YOUR GOAL
Could you show all lines in the entries below that contain the string "this"?

Data entries
/---
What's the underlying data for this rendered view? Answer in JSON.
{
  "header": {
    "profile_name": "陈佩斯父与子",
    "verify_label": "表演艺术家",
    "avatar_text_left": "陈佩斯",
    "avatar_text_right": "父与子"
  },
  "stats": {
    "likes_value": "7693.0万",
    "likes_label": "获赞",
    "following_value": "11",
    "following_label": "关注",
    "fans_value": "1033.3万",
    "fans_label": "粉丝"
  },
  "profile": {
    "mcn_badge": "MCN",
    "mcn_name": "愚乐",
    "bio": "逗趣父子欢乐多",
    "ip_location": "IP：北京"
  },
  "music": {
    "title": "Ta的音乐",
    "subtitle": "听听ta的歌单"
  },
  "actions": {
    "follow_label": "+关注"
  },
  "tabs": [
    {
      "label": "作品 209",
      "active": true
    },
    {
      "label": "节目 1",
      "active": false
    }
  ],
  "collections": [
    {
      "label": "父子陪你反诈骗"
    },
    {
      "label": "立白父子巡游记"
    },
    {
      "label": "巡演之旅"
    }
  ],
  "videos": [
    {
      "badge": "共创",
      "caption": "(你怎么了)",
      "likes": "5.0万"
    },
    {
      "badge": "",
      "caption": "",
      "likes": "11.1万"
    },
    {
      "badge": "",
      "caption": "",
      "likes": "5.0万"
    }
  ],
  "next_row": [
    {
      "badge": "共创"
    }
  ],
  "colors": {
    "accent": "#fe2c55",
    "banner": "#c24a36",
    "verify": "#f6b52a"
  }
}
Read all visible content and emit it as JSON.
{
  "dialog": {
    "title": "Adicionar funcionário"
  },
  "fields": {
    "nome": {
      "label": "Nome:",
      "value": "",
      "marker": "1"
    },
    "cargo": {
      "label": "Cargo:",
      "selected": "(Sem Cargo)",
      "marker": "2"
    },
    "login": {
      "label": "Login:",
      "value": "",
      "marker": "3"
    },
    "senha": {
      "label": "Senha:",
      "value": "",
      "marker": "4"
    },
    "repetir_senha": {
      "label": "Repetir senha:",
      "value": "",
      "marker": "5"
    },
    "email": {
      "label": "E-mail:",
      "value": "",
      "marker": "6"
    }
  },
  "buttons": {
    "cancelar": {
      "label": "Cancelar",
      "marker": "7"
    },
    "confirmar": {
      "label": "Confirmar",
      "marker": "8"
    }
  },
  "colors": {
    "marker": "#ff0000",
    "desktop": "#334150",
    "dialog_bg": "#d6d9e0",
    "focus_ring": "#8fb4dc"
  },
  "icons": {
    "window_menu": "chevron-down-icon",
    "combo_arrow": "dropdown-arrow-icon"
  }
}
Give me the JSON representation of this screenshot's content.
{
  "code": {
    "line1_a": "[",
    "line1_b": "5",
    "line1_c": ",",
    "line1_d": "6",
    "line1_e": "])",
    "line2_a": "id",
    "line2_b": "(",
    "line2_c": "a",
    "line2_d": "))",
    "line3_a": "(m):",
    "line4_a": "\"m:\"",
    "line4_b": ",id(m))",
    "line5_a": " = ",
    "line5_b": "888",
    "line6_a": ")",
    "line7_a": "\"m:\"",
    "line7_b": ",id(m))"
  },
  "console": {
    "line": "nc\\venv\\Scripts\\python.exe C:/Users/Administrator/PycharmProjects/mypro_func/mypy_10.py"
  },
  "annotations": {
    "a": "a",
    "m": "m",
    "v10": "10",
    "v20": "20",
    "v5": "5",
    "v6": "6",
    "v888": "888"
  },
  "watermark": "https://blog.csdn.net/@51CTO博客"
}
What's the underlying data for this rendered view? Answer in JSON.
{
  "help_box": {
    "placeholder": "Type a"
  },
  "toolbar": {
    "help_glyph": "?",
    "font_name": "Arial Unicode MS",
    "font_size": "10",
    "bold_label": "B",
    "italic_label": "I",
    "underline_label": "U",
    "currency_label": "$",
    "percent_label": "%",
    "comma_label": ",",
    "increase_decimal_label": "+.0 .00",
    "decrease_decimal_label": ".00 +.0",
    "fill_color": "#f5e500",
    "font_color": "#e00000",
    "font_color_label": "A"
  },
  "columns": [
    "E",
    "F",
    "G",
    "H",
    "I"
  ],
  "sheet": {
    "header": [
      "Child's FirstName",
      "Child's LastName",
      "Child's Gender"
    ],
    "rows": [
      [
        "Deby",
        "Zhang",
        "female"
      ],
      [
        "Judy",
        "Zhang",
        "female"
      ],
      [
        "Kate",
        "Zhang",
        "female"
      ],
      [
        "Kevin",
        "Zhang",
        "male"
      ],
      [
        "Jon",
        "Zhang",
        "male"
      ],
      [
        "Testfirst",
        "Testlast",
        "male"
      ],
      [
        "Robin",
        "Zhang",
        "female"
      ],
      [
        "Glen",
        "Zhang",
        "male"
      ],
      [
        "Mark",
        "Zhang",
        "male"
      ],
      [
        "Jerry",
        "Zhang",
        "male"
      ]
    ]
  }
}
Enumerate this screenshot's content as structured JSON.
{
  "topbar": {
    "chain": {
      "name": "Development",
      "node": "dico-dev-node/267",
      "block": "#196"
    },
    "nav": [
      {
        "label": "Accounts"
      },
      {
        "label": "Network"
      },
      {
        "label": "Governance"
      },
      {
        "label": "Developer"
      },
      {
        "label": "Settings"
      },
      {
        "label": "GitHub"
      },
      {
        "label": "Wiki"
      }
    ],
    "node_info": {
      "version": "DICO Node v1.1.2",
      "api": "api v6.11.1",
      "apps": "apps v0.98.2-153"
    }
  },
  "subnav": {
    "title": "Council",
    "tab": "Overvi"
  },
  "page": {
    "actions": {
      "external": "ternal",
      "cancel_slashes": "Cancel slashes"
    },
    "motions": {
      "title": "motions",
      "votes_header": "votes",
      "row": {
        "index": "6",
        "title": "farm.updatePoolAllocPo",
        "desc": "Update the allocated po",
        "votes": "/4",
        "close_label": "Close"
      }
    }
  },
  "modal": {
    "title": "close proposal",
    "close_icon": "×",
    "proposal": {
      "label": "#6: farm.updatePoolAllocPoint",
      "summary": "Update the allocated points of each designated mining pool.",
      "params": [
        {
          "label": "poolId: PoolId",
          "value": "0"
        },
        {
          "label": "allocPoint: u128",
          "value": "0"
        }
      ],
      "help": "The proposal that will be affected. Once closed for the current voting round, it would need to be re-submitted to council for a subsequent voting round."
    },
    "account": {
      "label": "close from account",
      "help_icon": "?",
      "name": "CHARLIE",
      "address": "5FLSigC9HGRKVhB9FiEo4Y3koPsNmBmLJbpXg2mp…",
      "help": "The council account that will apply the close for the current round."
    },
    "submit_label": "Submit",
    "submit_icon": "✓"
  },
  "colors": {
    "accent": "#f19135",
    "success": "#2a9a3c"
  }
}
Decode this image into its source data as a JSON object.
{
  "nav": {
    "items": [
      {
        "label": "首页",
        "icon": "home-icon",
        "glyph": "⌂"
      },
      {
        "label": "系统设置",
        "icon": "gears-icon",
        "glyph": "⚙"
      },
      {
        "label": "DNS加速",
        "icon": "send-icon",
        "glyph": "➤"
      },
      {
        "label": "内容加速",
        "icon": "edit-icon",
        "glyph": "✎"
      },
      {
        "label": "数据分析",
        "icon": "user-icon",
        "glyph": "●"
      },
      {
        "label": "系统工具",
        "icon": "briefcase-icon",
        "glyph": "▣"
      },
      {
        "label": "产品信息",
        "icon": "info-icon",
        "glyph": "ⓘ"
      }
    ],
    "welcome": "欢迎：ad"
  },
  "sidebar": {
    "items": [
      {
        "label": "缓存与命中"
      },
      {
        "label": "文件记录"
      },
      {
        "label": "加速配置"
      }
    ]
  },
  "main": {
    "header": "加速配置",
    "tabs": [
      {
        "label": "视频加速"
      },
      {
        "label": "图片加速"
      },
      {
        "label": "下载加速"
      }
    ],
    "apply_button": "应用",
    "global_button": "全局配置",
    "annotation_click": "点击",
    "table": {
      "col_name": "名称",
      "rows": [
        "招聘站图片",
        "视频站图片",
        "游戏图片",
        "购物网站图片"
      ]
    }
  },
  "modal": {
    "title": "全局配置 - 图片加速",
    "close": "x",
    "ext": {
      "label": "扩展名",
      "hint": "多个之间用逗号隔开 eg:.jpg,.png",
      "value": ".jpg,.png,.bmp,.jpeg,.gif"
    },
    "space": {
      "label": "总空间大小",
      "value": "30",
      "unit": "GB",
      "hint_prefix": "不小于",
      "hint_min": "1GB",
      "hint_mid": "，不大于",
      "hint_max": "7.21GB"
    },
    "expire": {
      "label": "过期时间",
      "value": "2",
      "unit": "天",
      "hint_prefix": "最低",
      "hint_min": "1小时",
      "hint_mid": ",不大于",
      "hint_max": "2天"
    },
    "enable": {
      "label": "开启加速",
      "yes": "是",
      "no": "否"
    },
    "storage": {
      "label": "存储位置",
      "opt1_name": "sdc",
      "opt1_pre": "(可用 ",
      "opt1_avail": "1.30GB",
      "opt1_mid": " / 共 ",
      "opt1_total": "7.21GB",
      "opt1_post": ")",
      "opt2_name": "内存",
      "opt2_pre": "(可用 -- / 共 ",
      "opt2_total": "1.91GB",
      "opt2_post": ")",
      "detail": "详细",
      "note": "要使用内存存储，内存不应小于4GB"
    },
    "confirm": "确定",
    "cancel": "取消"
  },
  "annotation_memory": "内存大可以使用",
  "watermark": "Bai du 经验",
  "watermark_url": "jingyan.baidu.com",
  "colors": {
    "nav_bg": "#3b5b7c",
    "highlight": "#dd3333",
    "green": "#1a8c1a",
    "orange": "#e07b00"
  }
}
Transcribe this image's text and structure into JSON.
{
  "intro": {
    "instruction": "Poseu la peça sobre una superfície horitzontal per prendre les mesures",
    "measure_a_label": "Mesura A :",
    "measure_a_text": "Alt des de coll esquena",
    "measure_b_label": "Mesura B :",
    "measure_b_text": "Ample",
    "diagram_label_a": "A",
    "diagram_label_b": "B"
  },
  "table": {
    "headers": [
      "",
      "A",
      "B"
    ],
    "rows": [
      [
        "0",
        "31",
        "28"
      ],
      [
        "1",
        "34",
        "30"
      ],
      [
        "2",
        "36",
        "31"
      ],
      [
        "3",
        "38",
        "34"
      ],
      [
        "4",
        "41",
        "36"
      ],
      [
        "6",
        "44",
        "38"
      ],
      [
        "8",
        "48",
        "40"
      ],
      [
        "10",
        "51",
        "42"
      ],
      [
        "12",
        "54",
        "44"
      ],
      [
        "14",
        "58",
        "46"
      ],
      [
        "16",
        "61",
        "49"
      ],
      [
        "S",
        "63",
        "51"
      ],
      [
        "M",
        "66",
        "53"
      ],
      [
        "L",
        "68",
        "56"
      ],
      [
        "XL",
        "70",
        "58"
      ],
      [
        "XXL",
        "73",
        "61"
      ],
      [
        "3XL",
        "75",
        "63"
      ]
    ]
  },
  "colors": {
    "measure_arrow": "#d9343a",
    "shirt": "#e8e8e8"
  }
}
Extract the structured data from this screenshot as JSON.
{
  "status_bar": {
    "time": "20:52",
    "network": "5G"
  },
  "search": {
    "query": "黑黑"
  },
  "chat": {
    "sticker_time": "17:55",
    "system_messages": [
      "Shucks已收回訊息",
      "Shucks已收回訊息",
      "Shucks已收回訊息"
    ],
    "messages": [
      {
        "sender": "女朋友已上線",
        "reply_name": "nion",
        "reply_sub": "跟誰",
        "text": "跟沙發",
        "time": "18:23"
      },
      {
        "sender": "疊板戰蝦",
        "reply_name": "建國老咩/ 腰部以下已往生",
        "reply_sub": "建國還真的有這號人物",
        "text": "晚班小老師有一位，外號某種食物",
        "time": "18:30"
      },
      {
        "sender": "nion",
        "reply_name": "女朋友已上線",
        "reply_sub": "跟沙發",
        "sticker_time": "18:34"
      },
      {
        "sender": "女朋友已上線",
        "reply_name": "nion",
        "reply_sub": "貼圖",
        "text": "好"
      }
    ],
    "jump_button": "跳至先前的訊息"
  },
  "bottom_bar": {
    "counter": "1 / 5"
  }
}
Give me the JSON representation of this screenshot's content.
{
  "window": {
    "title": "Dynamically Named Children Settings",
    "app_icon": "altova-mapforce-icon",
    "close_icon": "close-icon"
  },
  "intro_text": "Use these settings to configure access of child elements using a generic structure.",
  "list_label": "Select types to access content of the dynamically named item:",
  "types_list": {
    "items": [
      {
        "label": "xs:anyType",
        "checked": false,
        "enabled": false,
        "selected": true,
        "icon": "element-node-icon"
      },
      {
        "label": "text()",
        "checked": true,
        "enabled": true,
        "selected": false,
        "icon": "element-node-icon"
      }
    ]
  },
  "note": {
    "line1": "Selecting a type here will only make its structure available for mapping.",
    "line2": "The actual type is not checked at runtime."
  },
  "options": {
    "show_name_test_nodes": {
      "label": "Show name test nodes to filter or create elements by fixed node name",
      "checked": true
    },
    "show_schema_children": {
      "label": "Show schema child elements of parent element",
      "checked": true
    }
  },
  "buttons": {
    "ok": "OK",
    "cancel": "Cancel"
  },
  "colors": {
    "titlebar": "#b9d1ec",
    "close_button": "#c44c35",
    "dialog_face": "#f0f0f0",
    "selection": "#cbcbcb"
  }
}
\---
TASK RESPONSE
What's the underlying data for this rendered view? Answer in JSON.
Give me the JSON representation of this screenshot's content.
What's the underlying data for this rendered view? Answer in JSON.
Enumerate this screenshot's content as structured JSON.
Decode this image into its source data as a JSON object.
Transcribe this image's text and structure into JSON.
Extract the structured data from this screenshot as JSON.
Give me the JSON representation of this screenshot's content.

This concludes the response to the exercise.